◆ Aim of the task
If a line in the entries contains the string "nDATA", include that line in your answer.

Element data from apps and pages:
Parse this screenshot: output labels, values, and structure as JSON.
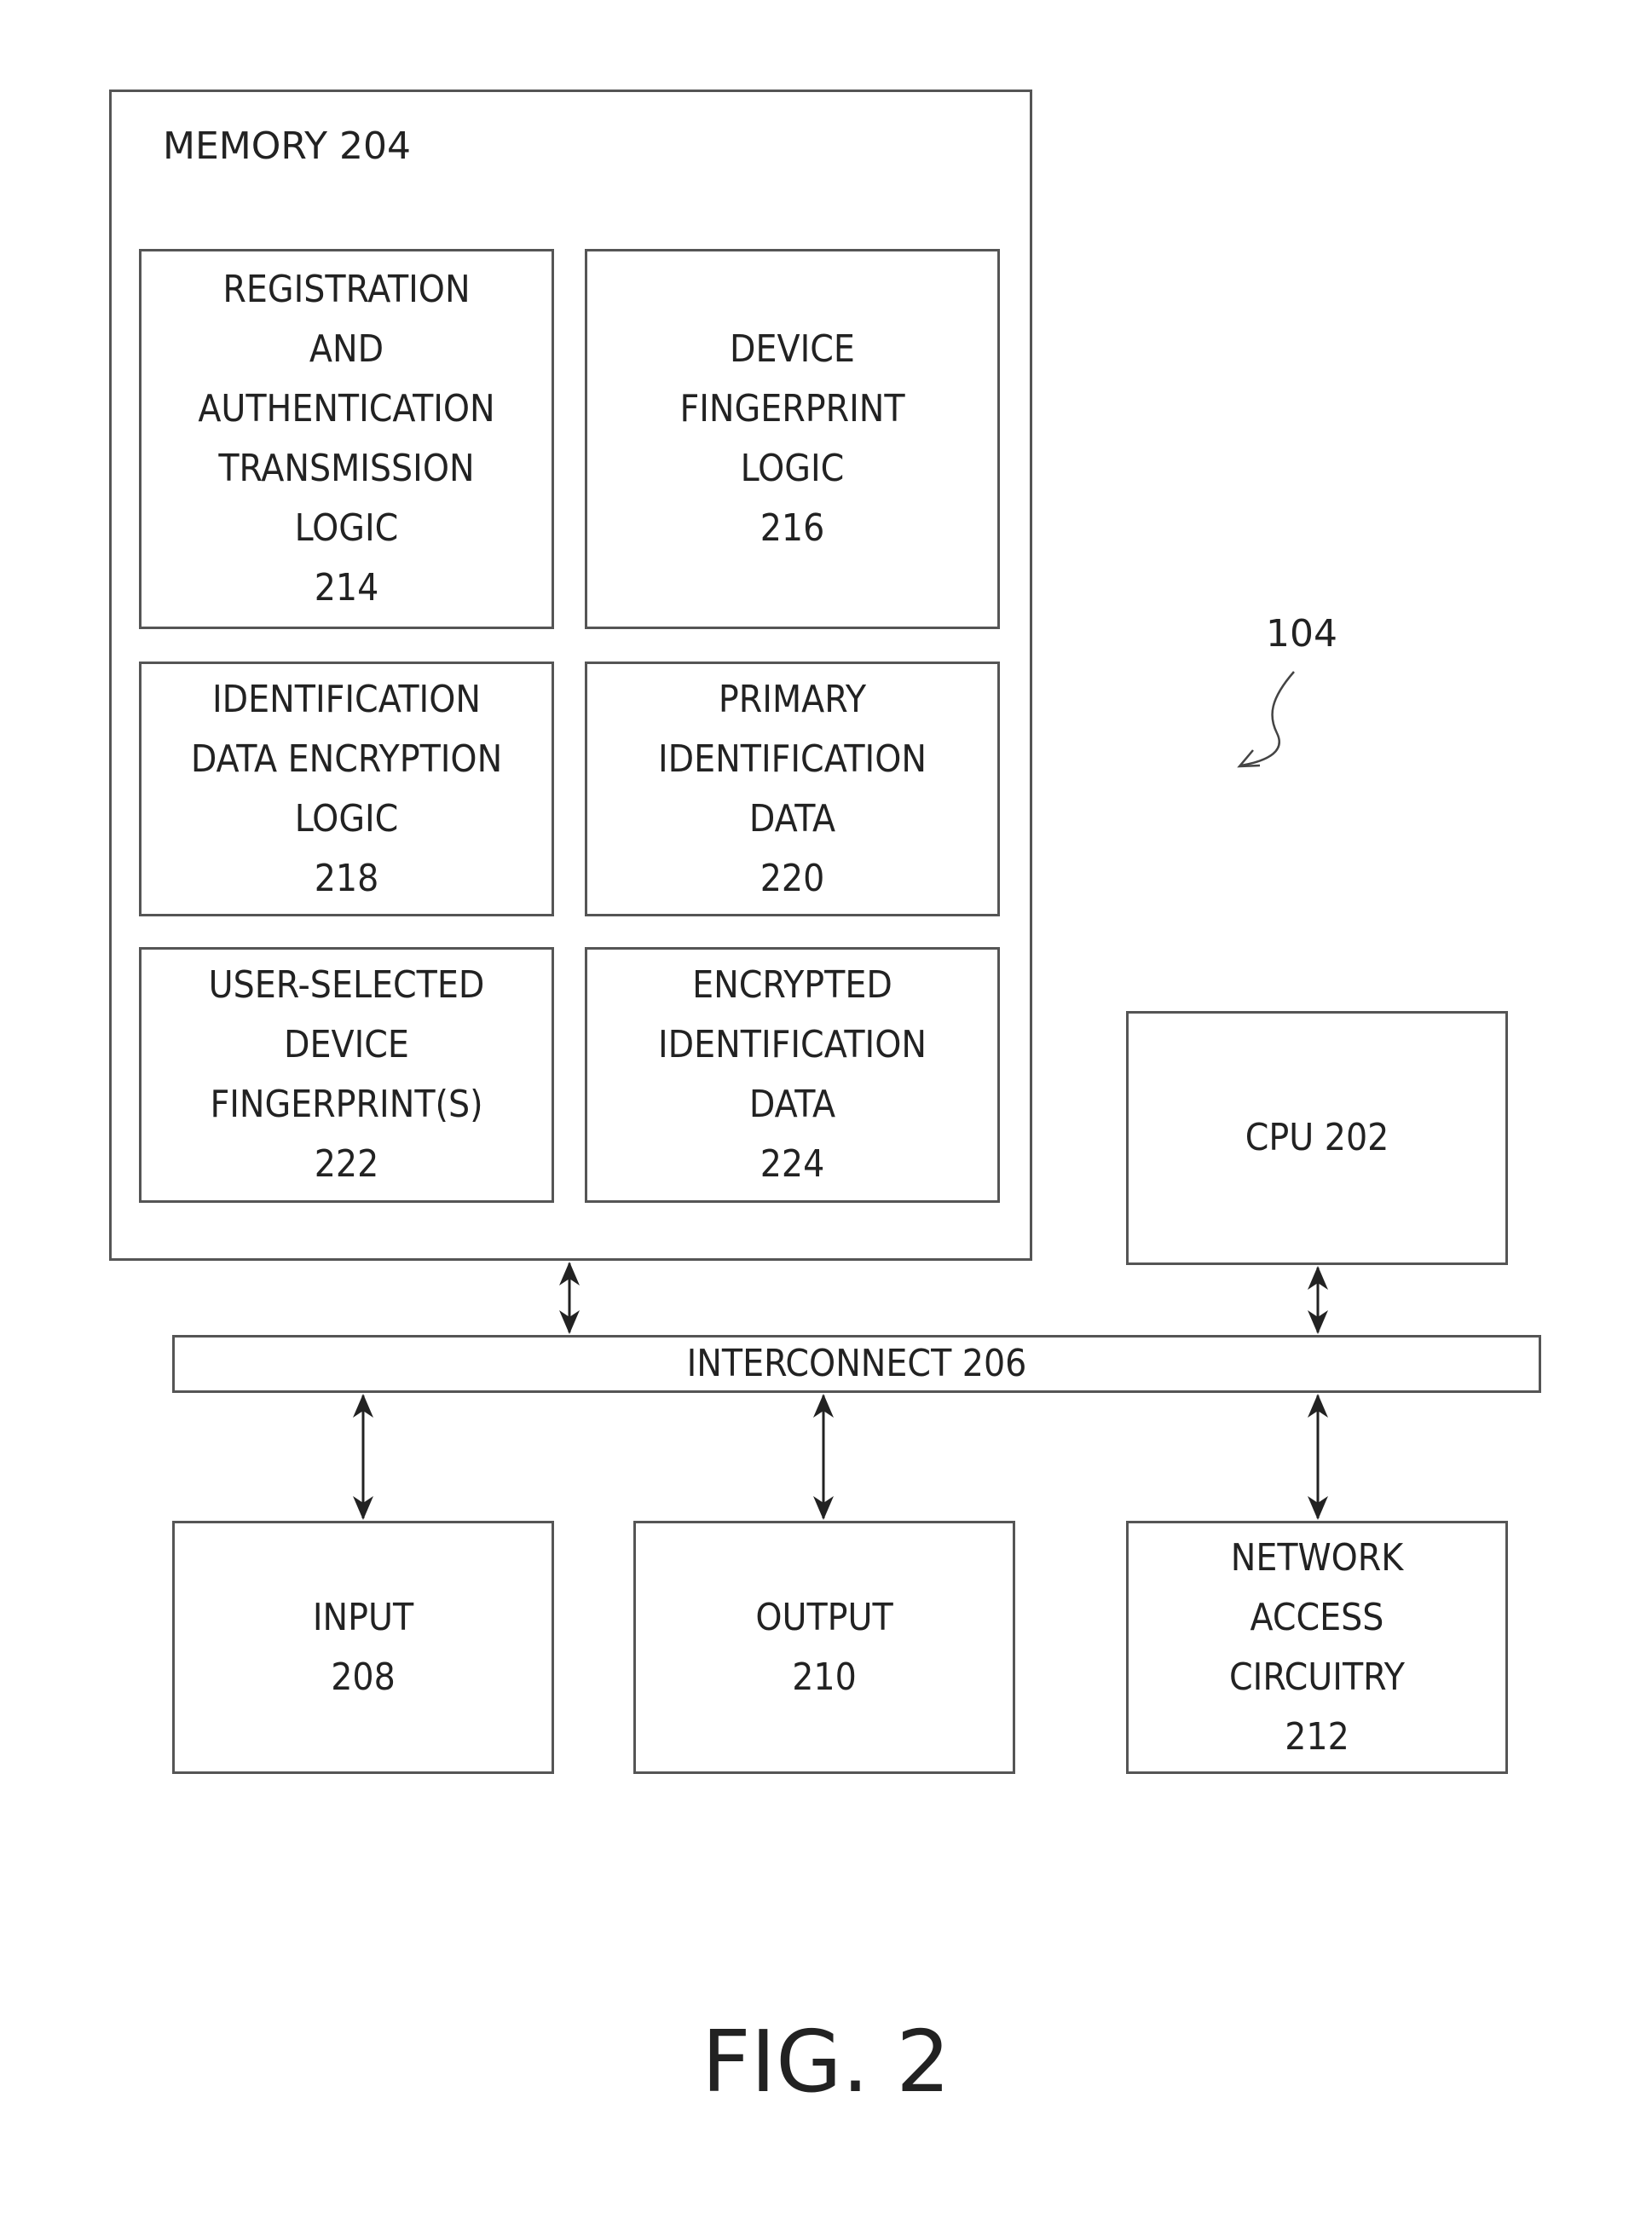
{
  "figure": {
    "label": "FIG. 2",
    "reference": "104"
  },
  "memory": {
    "label": "MEMORY 204",
    "blocks": [
      {
        "id": "214",
        "text": "REGISTRATION\nAND\nAUTHENTICATION\nTRANSMISSION\nLOGIC\n214"
      },
      {
        "id": "216",
        "text": "DEVICE\nFINGERPRINT\nLOGIC\n216"
      },
      {
        "id": "218",
        "text": "IDENTIFICATION\nDATA ENCRYPTION\nLOGIC\n218"
      },
      {
        "id": "220",
        "text": "PRIMARY\nIDENTIFICATION\nDATA\n220"
      },
      {
        "id": "222",
        "text": "USER-SELECTED\nDEVICE\nFINGERPRINT(S)\n222"
      },
      {
        "id": "224",
        "text": "ENCRYPTED\nIDENTIFICATION\nDATA\n224"
      }
    ]
  },
  "cpu": {
    "label": "CPU 202"
  },
  "interconnect": {
    "label": "INTERCONNECT 206"
  },
  "peripherals": [
    {
      "id": "208",
      "text": "INPUT\n208"
    },
    {
      "id": "210",
      "text": "OUTPUT\n210"
    },
    {
      "id": "212",
      "text": "NETWORK\nACCESS\nCIRCUITRY\n212"
    }
  ]
}
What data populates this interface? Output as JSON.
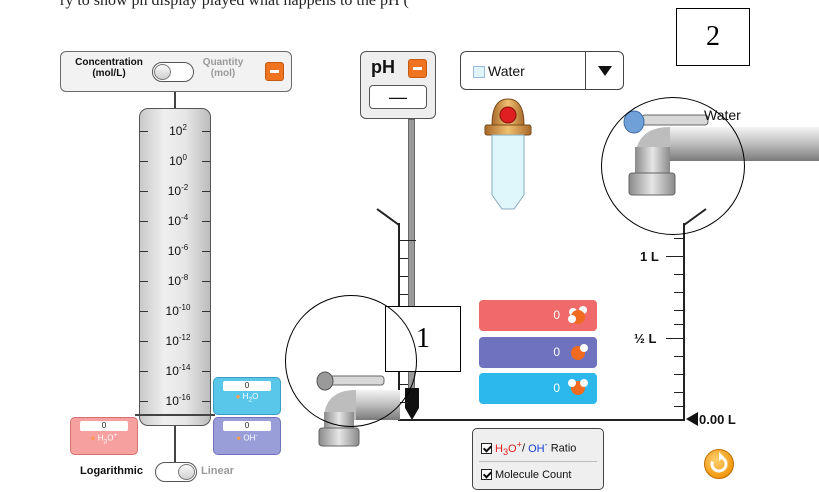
{
  "top_text": "ry to show ph display played what happens to the pH (",
  "callouts": {
    "one": "1",
    "two": "2"
  },
  "concentration_panel": {
    "left_label_line1": "Concentration",
    "left_label_line2": "(mol/L)",
    "right_label_line1": "Quantity",
    "right_label_line2": "(mol)"
  },
  "scale": {
    "labels": [
      {
        "base": "10",
        "exp": "2"
      },
      {
        "base": "10",
        "exp": "0"
      },
      {
        "base": "10",
        "exp": "-2"
      },
      {
        "base": "10",
        "exp": "-4"
      },
      {
        "base": "10",
        "exp": "-6"
      },
      {
        "base": "10",
        "exp": "-8"
      },
      {
        "base": "10",
        "exp": "-10"
      },
      {
        "base": "10",
        "exp": "-12"
      },
      {
        "base": "10",
        "exp": "-14"
      },
      {
        "base": "10",
        "exp": "-16"
      }
    ],
    "toggle_left": "Logarithmic",
    "toggle_right": "Linear"
  },
  "species": {
    "h3o": {
      "value": "0",
      "label_main": "H",
      "label_sub": "3",
      "label_rest": "O",
      "label_sup": "+",
      "color": "#f48080"
    },
    "h2o": {
      "value": "0",
      "label_main": "H",
      "label_sub": "2",
      "label_rest": "O",
      "color": "#59c7ea"
    },
    "oh": {
      "value": "0",
      "label_main": "OH",
      "label_sup": "-",
      "color": "#8a8ed0"
    }
  },
  "ph_meter": {
    "title": "pH",
    "value": "—"
  },
  "solution": {
    "selected": "Water"
  },
  "faucet": {
    "label": "Water"
  },
  "beaker": {
    "mark_1l": "1 L",
    "mark_half": "½ L",
    "volume_readout": "0.00 L"
  },
  "ratio_bars": [
    {
      "value": "0",
      "color": "#f06a6a"
    },
    {
      "value": "0",
      "color": "#6f72bf"
    },
    {
      "value": "0",
      "color": "#2cb8ea"
    }
  ],
  "checkboxes": {
    "ratio_h3o": "H",
    "ratio_h3o_sub": "3",
    "ratio_h3o_rest": "O",
    "ratio_h3o_sup": "+",
    "ratio_sep": "/ ",
    "ratio_oh": "OH",
    "ratio_oh_sup": "-",
    "ratio_word": " Ratio",
    "molecule_count": "Molecule Count"
  },
  "colors": {
    "accent_orange": "#f07320",
    "red": "#e02020",
    "blue": "#1a3fd0"
  }
}
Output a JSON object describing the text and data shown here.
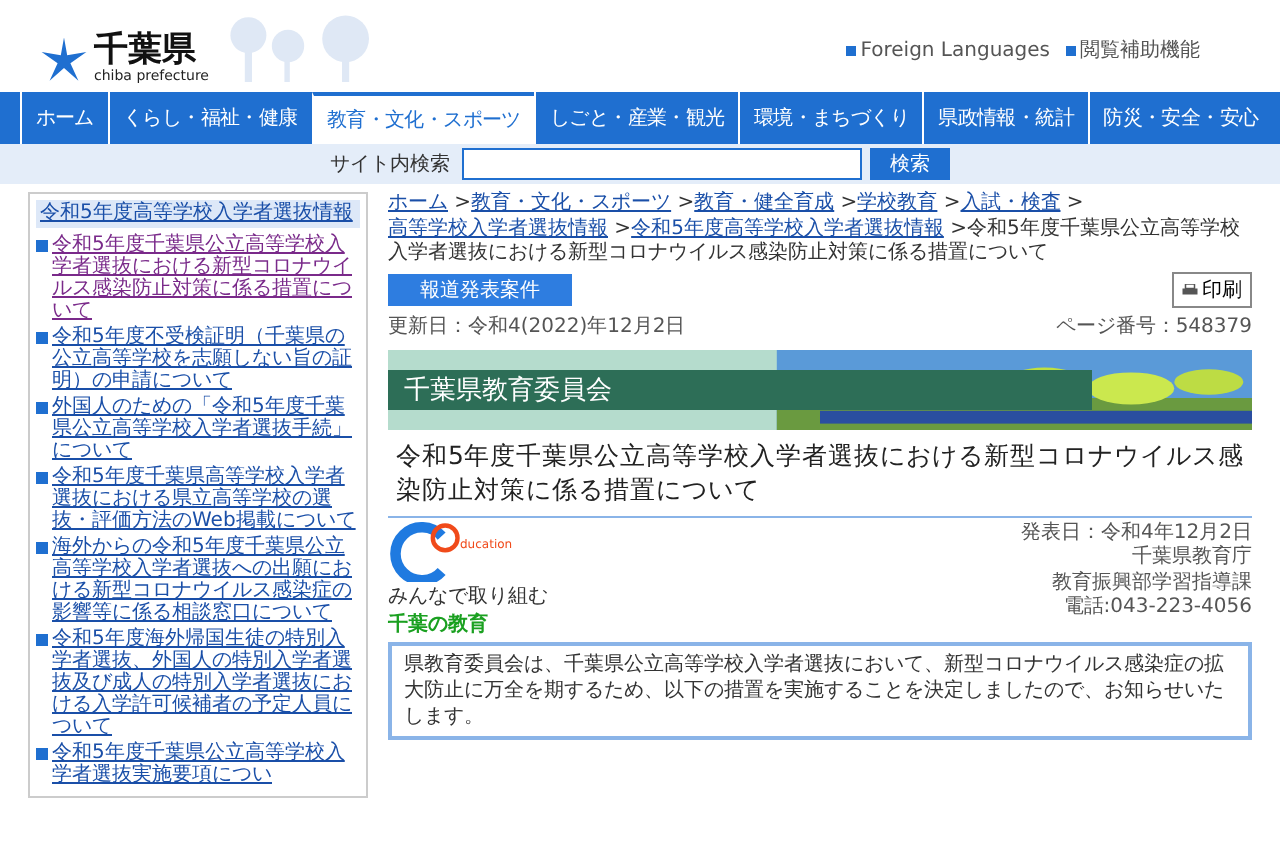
{
  "header": {
    "logo_title": "千葉県",
    "logo_subtitle": "chiba prefecture",
    "links": [
      "Foreign Languages",
      "閲覧補助機能"
    ]
  },
  "nav": [
    {
      "label": "ホーム",
      "selected": false
    },
    {
      "label": "くらし・福祉・健康",
      "selected": false
    },
    {
      "label": "教育・文化・スポーツ",
      "selected": true
    },
    {
      "label": "しごと・産業・観光",
      "selected": false
    },
    {
      "label": "環境・まちづくり",
      "selected": false
    },
    {
      "label": "県政情報・統計",
      "selected": false
    },
    {
      "label": "防災・安全・安心",
      "selected": false
    }
  ],
  "search": {
    "label": "サイト内検索",
    "button": "検索"
  },
  "sidebar": {
    "title": "令和5年度高等学校入学者選抜情報",
    "items": [
      "令和5年度千葉県公立高等学校入学者選抜における新型コロナウイルス感染防止対策に係る措置について",
      "令和5年度不受検証明（千葉県の公立高等学校を志願しない旨の証明）の申請について",
      "外国人のための「令和5年度千葉県公立高等学校入学者選抜手続」について",
      "令和5年度千葉県高等学校入学者選抜における県立高等学校の選抜・評価方法のWeb掲載について",
      "海外からの令和5年度千葉県公立高等学校入学者選抜への出願における新型コロナウイルス感染症の影響等に係る相談窓口について",
      "令和5年度海外帰国生徒の特別入学者選抜、外国人の特別入学者選抜及び成人の特別入学者選抜における入学許可候補者の予定人員について",
      "令和5年度千葉県公立高等学校入学者選抜実施要項につい"
    ]
  },
  "breadcrumb": {
    "separator": ">",
    "links": [
      "ホーム",
      "教育・文化・スポーツ",
      "教育・健全育成",
      "学校教育",
      "入試・検査",
      "高等学校入学者選抜情報",
      "令和5年度高等学校入学者選抜情報"
    ],
    "current": "令和5年度千葉県公立高等学校入学者選抜における新型コロナウイルス感染防止対策に係る措置について"
  },
  "tag": "報道発表案件",
  "print_button": "印刷",
  "updated": "更新日：令和4(2022)年12月2日",
  "page_number": "ページ番号：548379",
  "banner": {
    "title": "千葉県教育委員会"
  },
  "title": "令和5年度千葉県公立高等学校入学者選抜における新型コロナウイルス感染防止対策に係る措置について",
  "logo": {
    "mark": "ducation",
    "caption": "みんなで取り組む",
    "name": "千葉の教育"
  },
  "contact": [
    "発表日：令和4年12月2日",
    "千葉県教育庁",
    "教育振興部学習指導課",
    "電話:043-223-4056"
  ],
  "notice": "県教育委員会は、千葉県公立高等学校入学者選抜において、新型コロナウイルス感染症の拡大防止に万全を期するため、以下の措置を実施することを決定しましたので、お知らせいたします。"
}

◆ Exercise output
        "text": "IDENTIFICATION\nDATA ENCRYPTION\nLOGIC\n218"
        "text": "PRIMARY\nIDENTIFICATION\nDATA\n220"
        "text": "ENCRYPTED\nIDENTIFICATION\nDATA\n224"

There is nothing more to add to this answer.